Jeff Conaway dies at 60; actor in 'Grease' and 'Taxi'
Jeff Conaway, an actor who came to fame in the late 1970s as a high school greaser in the hit movie musical "Grease" and as a regular on the TV series "Taxi" but in more recent years was known for his appearances on "Celebrity Rehab With Dr. Drew," died Friday. He was 60.

Conaway was taken off life support at Encino Hospital Medical Center, said his sister Carla Shreve. He had pneumonia when he arrived unconscious at the hospital May 10, the result of "just too many prescribed drugs," and was placed in a medically induced coma, she said.

Conaway had begun appearing in films and on television and had performed in the Broadway production of "Grease" before the movie version starring John Travolta and Olivia Newton-John was released in 1978.

Conaway played Kenickie, the Rydell High School pal of Travolta's Danny Zuko.

"I got so many hickeys, people will think I'm a leper," Stockard Channing's Rizzo tells Kenickie at one point, examining her neck in a compact mirror.

"Cheer up," Conaway's character memorably replies. "Hickeys from Kenickie is like a Hallmark card."

Later the same year, Conaway began playing Bobby Wheeler, the cab-driving struggling actor in "Taxi."

The series about a group of New York cabbies, whose ensemble cast included Judd Hirsch, Danny De Vito, Marilu Henner and Tony Danza, ran until 1983.

Although the show gave Conaway continued national exposure, he broke his contract and quit after three seasons, having reportedly grown tired of being typecast as a "blond bimbo" and the butt of struggling-actor jokes.

"In 'Taxi,' I kept doing the same scene for three years," he told the Toronto Star in 1989. "I was underused. It's natural when there are seven people involved in a half-hour show."

In a 1985 Associated Press interview, he said that he had become "very depressed" while doing the series.

"Hollywood can be a terrible place when you're depressed. The pits," he said. "I decided to change my life and do different things."

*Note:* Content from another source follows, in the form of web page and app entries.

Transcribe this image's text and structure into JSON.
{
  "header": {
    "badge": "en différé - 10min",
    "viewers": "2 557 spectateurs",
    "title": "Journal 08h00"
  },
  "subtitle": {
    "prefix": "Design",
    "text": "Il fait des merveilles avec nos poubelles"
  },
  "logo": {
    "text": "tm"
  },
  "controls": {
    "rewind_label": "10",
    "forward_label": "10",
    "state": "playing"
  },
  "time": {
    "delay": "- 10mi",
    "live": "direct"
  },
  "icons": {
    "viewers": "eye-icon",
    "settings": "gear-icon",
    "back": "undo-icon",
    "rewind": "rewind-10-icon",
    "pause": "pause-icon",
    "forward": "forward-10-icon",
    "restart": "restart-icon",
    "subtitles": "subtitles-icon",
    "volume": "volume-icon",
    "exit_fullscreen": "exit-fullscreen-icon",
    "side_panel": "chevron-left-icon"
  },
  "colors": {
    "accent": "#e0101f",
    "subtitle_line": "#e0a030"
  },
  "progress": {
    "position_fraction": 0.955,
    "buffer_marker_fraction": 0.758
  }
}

His various projects, however, did little to further his career.

He returned to series TV in 1984, starring as Prince Erik Greystone on "Wizards and Warriors," a fantasy adventure series that ended after eight episodes. Then came a role on "Berrenger's," a short-lived 1985 nighttime soap opera.

The same year, Conaway was on Broadway in "The News," a rock musical about New York City tabloid journalism that closed after two days.

He later appeared in the soap opera "The Bold and the Beautiful" and the 1990s sci-fi TV series "Babylon 5." TV guest shots and roles in films and TV movies followed, as did stories of his substance abuse.

Conaway already was known for leaving VH1's "Celebrity Fit Club" for a rehab attempt in 2006 when he joined eight other celebrities on the premiere of VH1's "Celebrity Rehab With Dr. Drew" in 2008.

He was so intoxicated the morning he checked in that subtitles were required to translate his slurred speech.

"Celebrity Rehab With Dr. Drew" added a new dimension to Conaway's faded celebrity.